● About this exercise:
From the entries below, work out the number of lines that hold the word "workspace", and give that number alone.

● Data for this task:

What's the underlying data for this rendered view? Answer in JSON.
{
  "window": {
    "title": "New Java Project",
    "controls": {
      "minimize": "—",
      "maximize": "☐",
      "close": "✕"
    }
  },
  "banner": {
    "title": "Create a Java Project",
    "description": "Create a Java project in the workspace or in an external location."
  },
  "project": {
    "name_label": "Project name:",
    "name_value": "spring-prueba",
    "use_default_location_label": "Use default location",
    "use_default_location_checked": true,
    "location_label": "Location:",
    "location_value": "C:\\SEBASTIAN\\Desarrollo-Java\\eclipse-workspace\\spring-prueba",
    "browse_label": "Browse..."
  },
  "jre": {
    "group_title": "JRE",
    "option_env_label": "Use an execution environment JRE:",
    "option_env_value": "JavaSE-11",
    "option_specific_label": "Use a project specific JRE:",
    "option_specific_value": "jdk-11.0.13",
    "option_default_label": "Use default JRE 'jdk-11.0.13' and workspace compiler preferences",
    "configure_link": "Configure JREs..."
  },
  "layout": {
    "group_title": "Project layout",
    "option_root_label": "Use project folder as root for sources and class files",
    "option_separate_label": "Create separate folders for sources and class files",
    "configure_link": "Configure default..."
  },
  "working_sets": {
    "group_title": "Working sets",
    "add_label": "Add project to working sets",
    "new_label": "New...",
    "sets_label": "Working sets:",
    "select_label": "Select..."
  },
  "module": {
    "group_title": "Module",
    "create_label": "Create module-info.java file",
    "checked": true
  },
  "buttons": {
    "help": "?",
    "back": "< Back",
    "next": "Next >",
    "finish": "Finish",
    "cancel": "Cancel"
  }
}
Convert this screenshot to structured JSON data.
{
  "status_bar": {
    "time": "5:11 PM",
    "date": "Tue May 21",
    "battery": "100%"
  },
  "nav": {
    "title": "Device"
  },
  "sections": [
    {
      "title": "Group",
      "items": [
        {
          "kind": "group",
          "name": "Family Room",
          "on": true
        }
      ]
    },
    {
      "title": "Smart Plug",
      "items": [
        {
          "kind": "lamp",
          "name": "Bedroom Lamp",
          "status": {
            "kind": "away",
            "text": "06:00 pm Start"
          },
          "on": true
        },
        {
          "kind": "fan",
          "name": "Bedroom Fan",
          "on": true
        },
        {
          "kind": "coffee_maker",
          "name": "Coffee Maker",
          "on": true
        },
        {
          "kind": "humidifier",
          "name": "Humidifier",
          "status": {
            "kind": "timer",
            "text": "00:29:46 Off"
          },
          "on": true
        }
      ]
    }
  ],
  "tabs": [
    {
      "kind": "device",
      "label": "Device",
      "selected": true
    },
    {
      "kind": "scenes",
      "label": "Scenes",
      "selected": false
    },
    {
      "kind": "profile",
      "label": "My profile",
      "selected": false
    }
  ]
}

● Response:
3